Assignment:
Reproduce every record precisely, leaving no line out.

Data for processing Start Marker

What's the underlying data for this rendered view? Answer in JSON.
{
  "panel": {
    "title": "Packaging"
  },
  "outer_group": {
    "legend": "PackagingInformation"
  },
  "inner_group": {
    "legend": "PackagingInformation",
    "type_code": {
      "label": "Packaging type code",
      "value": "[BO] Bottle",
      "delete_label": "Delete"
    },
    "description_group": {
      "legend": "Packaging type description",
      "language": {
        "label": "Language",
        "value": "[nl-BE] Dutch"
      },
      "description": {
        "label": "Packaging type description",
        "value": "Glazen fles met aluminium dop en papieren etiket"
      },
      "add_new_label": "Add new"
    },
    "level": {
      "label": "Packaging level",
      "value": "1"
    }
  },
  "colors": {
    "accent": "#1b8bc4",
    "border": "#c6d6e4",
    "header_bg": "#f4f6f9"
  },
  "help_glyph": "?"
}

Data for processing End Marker

The answer:
What's the underlying data for this rendered view? Answer in JSON.
{
  "panel": {
    "title": "Packaging"
  },
  "outer_group": {
    "legend": "PackagingInformation"
  },
  "inner_group": {
    "legend": "PackagingInformation",
    "type_code": {
      "label": "Packaging type code",
      "value": "[BO] Bottle",
      "delete_label": "Delete"
    },
    "description_group": {
      "legend": "Packaging type description",
      "language": {
        "label": "Language",
        "value": "[nl-BE] Dutch"
      },
      "description": {
        "label": "Packaging type description",
        "value": "Glazen fles met aluminium dop en papieren etiket"
      },
      "add_new_label": "Add new"
    },
    "level": {
      "label": "Packaging level",
      "value": "1"
    }
  },
  "colors": {
    "accent": "#1b8bc4",
    "border": "#c6d6e4",
    "header_bg": "#f4f6f9"
  },
  "help_glyph": "?"
}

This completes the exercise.